When Starting A New Job There Are 5 Things You Must Do

Written by on March 15, 2013 in Career - No comments | Print this page


new-careerCongratulations, you’ve been successful at interview and have that precious letter or email asking you to start a new job.

It’s an exciting and often nerve-wracking time and it’s easy to lose sight of the important steps you have to go through in the rush to tell everyone about your new job.

Notice Period

The first thing to take a look at before accepting your new position is to see what notice you are required to give to your current employer. This notice could be anything between a week and six months, depending on how long you have been with the company and how senior your position is.

Many companies are prepared to negotiate with employees who have already made the decision to leave, so it may be that you are able to stop work sooner than stated in your notice period and start your new job earlier.


Any new employer should give you a contract either before you start work or on your first day as a matter of course. Read through it carefully and ensure you are happy with all of the terms and conditions stated.

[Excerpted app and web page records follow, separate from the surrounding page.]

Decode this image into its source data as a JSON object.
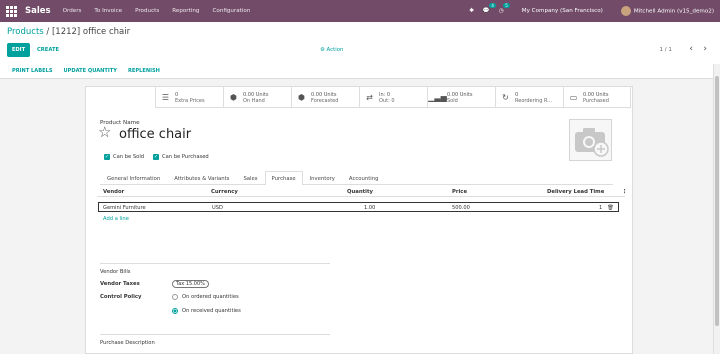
{
  "nav": {
    "app": "Sales",
    "menu": [
      "Orders",
      "To Invoice",
      "Products",
      "Reporting",
      "Configuration"
    ],
    "company": "My Company (San Francisco)",
    "user": "Mitchell Admin (v15_demo2)",
    "chat_count": "4",
    "activity_count": "5"
  },
  "breadcrumb": {
    "parent": "Products",
    "current": " / [1212] office chair"
  },
  "control": {
    "edit": "EDIT",
    "create": "CREATE",
    "action": "Action",
    "pager": "1 / 1"
  },
  "status_buttons": [
    "PRINT LABELS",
    "UPDATE QUANTITY",
    "REPLENISH"
  ],
  "smart_buttons": [
    {
      "icon": "list-icon",
      "value": "0",
      "label": "Extra Prices"
    },
    {
      "icon": "cubes-icon",
      "value": "0.00 Units",
      "label": "On Hand"
    },
    {
      "icon": "cubes-icon",
      "value": "0.00 Units",
      "label": "Forecasted"
    },
    {
      "icon": "exchange-icon",
      "value": "In:  0",
      "label": "Out:  0"
    },
    {
      "icon": "bar-chart-icon",
      "value": "0.00 Units",
      "label": "Sold"
    },
    {
      "icon": "refresh-icon",
      "value": "0",
      "label": "Reordering R..."
    },
    {
      "icon": "credit-card-icon",
      "value": "0.00 Units",
      "label": "Purchased"
    }
  ],
  "product": {
    "name_label": "Product Name",
    "name": "office chair",
    "can_be_sold": "Can be Sold",
    "can_be_purchased": "Can be Purchased"
  },
  "tabs": [
    "General Information",
    "Attributes & Variants",
    "Sales",
    "Purchase",
    "Inventory",
    "Accounting"
  ],
  "active_tab": "Purchase",
  "table": {
    "columns": [
      "Vendor",
      "Currency",
      "Quantity",
      "Price",
      "Delivery Lead Time"
    ],
    "rows": [
      {
        "vendor": "Gemini Furniture",
        "currency": "USD",
        "quantity": "1.00",
        "price": "500.00",
        "lead": "1"
      }
    ],
    "add_line": "Add a line"
  },
  "vendor_bills": {
    "section": "Vendor Bills",
    "taxes_label": "Vendor Taxes",
    "tax": "Tax 15.00%",
    "policy_label": "Control Policy",
    "option_ordered": "On ordered quantities",
    "option_received": "On received quantities",
    "selected": "On received quantities"
  },
  "purchase_description": "Purchase Description",
  "colors": {
    "brand": "#714b67",
    "accent": "#00a09d"
  }
}
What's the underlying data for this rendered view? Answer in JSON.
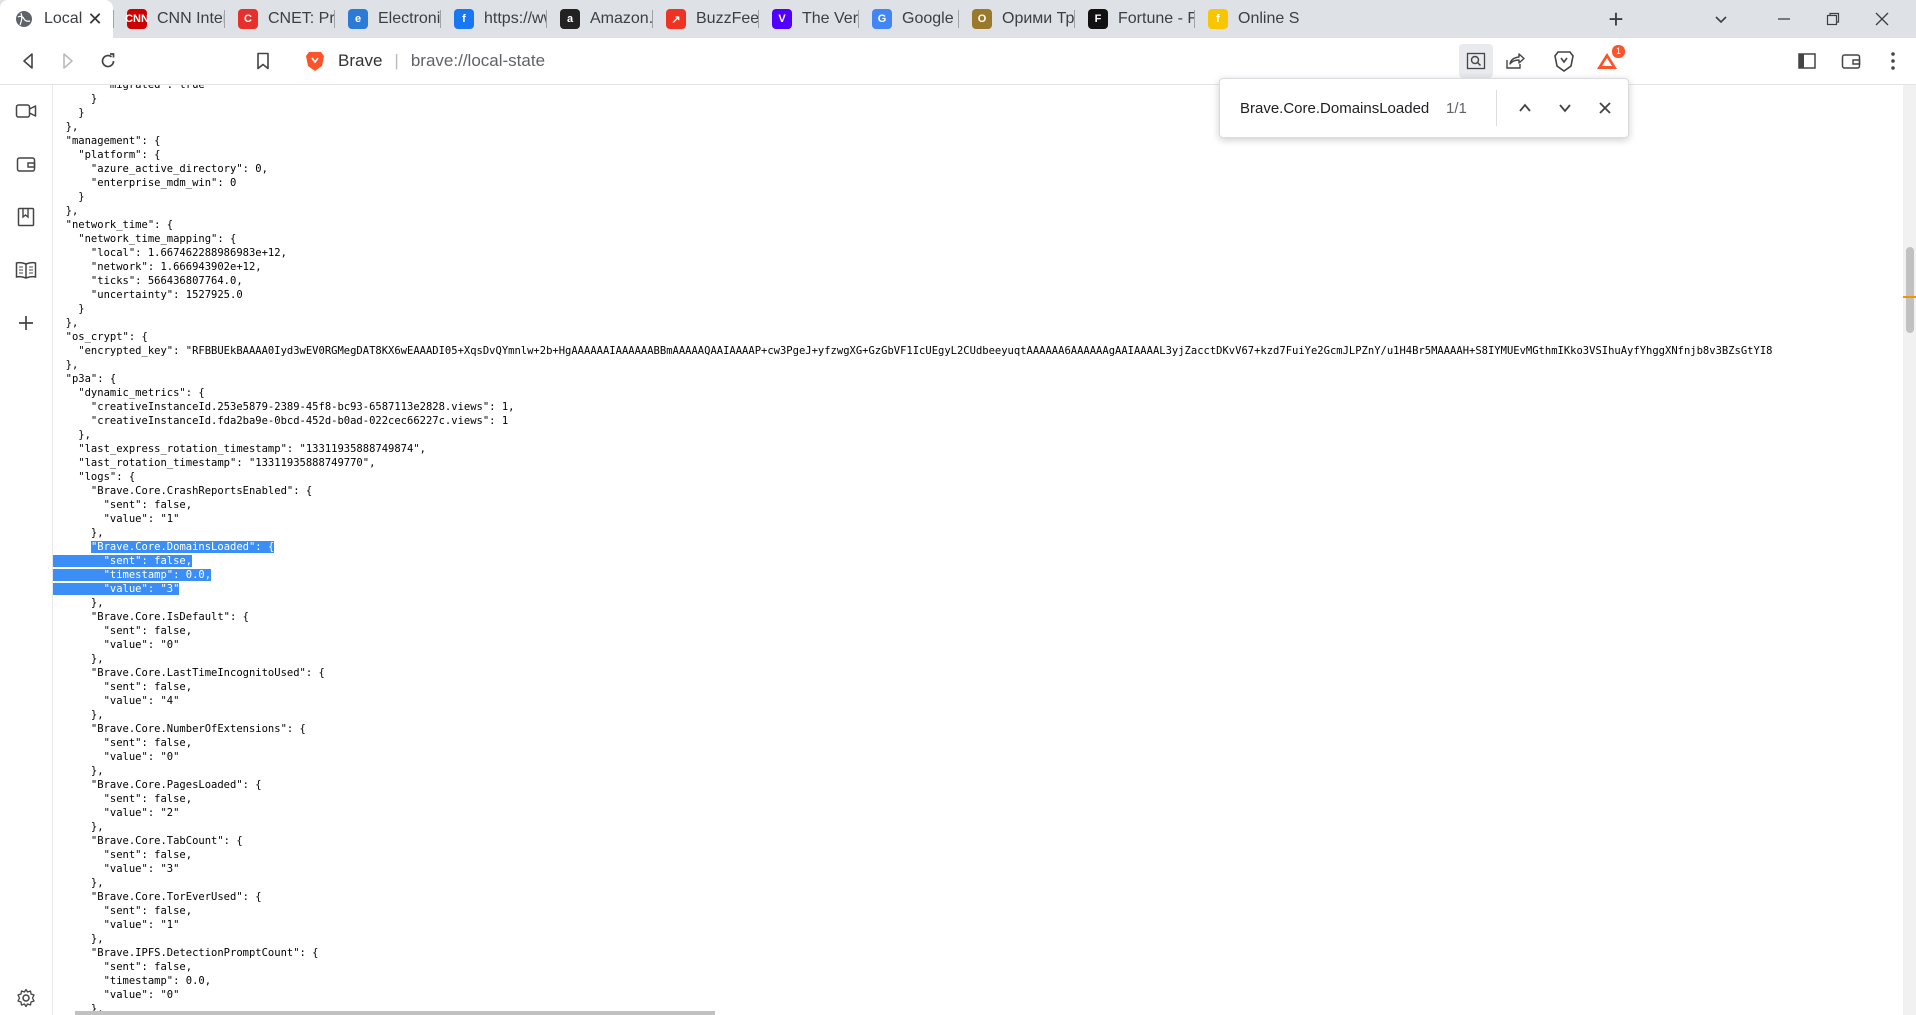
{
  "tabs": [
    {
      "title": "Local State",
      "icon": "globe-icon",
      "color": "#5f6368",
      "glyph": ""
    },
    {
      "title": "CNN International",
      "icon": "cnn-icon",
      "color": "#cc0000",
      "glyph": "CNN"
    },
    {
      "title": "CNET: Product reviews",
      "icon": "cnet-icon",
      "color": "#e6302b",
      "glyph": "C"
    },
    {
      "title": "Electronics, Cars",
      "icon": "ebay-bag-icon",
      "color": "#2a7ad6",
      "glyph": "e"
    },
    {
      "title": "https://www.facebook.com",
      "icon": "facebook-icon",
      "color": "#1877f2",
      "glyph": "f"
    },
    {
      "title": "Amazon.com",
      "icon": "amazon-icon",
      "color": "#222222",
      "glyph": "a"
    },
    {
      "title": "BuzzFeed",
      "icon": "buzzfeed-icon",
      "color": "#ee3322",
      "glyph": "↗"
    },
    {
      "title": "The Verge",
      "icon": "verge-icon",
      "color": "#5100ff",
      "glyph": "V"
    },
    {
      "title": "Google",
      "icon": "google-icon",
      "color": "#4285f4",
      "glyph": "G"
    },
    {
      "title": "Орими Трэйд",
      "icon": "orimi-icon",
      "color": "#9a7a2a",
      "glyph": "O"
    },
    {
      "title": "Fortune - Fortune",
      "icon": "fortune-icon",
      "color": "#111111",
      "glyph": "F"
    },
    {
      "title": "Online Shopping",
      "icon": "flipkart-icon",
      "color": "#f7c600",
      "glyph": "f"
    }
  ],
  "omnibox": {
    "brand": "Brave",
    "separator": "|",
    "url": "brave://local-state"
  },
  "find": {
    "query": "Brave.Core.DomainsLoaded",
    "count": "1/1"
  },
  "notification_badge": "1",
  "code_lines": [
    "        \"migrated\": true",
    "      }",
    "    }",
    "  },",
    "  \"management\": {",
    "    \"platform\": {",
    "      \"azure_active_directory\": 0,",
    "      \"enterprise_mdm_win\": 0",
    "    }",
    "  },",
    "  \"network_time\": {",
    "    \"network_time_mapping\": {",
    "      \"local\": 1.667462288986983e+12,",
    "      \"network\": 1.666943902e+12,",
    "      \"ticks\": 566436807764.0,",
    "      \"uncertainty\": 1527925.0",
    "    }",
    "  },",
    "  \"os_crypt\": {",
    "    \"encrypted_key\": \"RFBBUEkBAAAA0Iyd3wEV0RGMegDAT8KX6wEAAADI05+XqsDvQYmnlw+2b+HgAAAAAAIAAAAAABBmAAAAAQAAIAAAAP+cw3PgeJ+yfzwgXG+GzGbVF1IcUEgyL2CUdbeeyuqtAAAAAA6AAAAAAgAAIAAAAL3yjZacctDKvV67+kzd7FuiYe2GcmJLPZnY/u1H4Br5MAAAAH+S8IYMUEvMGthmIKko3VSIhuAyfYhggXNfnjb8v3BZsGtYI8",
    "  },",
    "  \"p3a\": {",
    "    \"dynamic_metrics\": {",
    "      \"creativeInstanceId.253e5879-2389-45f8-bc93-6587113e2828.views\": 1,",
    "      \"creativeInstanceId.fda2ba9e-0bcd-452d-b0ad-022cec66227c.views\": 1",
    "    },",
    "    \"last_express_rotation_timestamp\": \"13311935888749874\",",
    "    \"last_rotation_timestamp\": \"13311935888749770\",",
    "    \"logs\": {",
    "      \"Brave.Core.CrashReportsEnabled\": {",
    "        \"sent\": false,",
    "        \"value\": \"1\"",
    "      },",
    "      \"Brave.Core.DomainsLoaded\": {",
    "        \"sent\": false,",
    "        \"timestamp\": 0.0,",
    "        \"value\": \"3\"",
    "      },",
    "      \"Brave.Core.IsDefault\": {",
    "        \"sent\": false,",
    "        \"value\": \"0\"",
    "      },",
    "      \"Brave.Core.LastTimeIncognitoUsed\": {",
    "        \"sent\": false,",
    "        \"value\": \"4\"",
    "      },",
    "      \"Brave.Core.NumberOfExtensions\": {",
    "        \"sent\": false,",
    "        \"value\": \"0\"",
    "      },",
    "      \"Brave.Core.PagesLoaded\": {",
    "        \"sent\": false,",
    "        \"value\": \"2\"",
    "      },",
    "      \"Brave.Core.TabCount\": {",
    "        \"sent\": false,",
    "        \"value\": \"3\"",
    "      },",
    "      \"Brave.Core.TorEverUsed\": {",
    "        \"sent\": false,",
    "        \"value\": \"1\"",
    "      },",
    "      \"Brave.IPFS.DetectionPromptCount\": {",
    "        \"sent\": false,",
    "        \"timestamp\": 0.0,",
    "        \"value\": \"0\"",
    "      },"
  ],
  "highlight": {
    "first_line": 33,
    "last_line": 36
  }
}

Clarify anything you are not sure about with the employer’s HR department.

Take note of issues such as payment schedule, as often people moving from a weekly pay packet to a monthly salary will need to take out instant cash loans to tide them over until their first pay packet. Many companies will also ask you to work a probationary period; this is standard practice and will allow both employer and employee to ease themselves in to the new position.


On your last day at your old job, ask the payroll department to provide you with a P45. Without this, it will mean that the payroll department at your new company has to put you on to emergency tax and could mean that you have to use an instant cash loan for longer.

If you are starting a job for the first time, the new employer will provide you with all of the paperwork you need to complete. Take documentation such as passport, national insurance number, references and educational certificates with you on your first day. Make sure your employer has the correct bank details so that you can be paid, and keep them updated of any changes of bank account or address.

Bridging Finances

If you are moving into the workplace for the first time, or moving to an employer which operates on a different timescale you may have to go as long as six or seven weeks without being paid. If this is going to be an issue, contact all the companies you pay direct debits to and ask them if you can adjust the day the payment leaves your account to make things easier.

In order to ensure important bills such as rent and mortgage are covered, it may be sensible to take out an instant cash loan so that money is available in your account when you need it most.

Exit Interview

Many companies are now giving departing employees the chance to attend an exit interview in which you can explain your reasons for leaving and give them feedback about all aspects of the business.

The exit interview is not a forum for you to have a moan about your boss and colleagues, but it can be used to explain that you feel more training should be available, or that the benefits offered just don’t match up to what you are being offered elsewhere. The interview is usually conducted by a member of the HR department.

Sarah Fox is a freelance writer who specialises in financial matters such as applying for instant cash loans, credit cards and knowing your consumer rights. Follow her on Google Plus for tips and advice.

Image courtesy of Stuart Miles / FreeDigitalPhotos.net


About the Author

Guest Blogger

This article was written by a guest contributor. You will find their details at the bottom of the post. To submit your own Guest Post to our website, please visit our SUBMIT page for details about adding your article.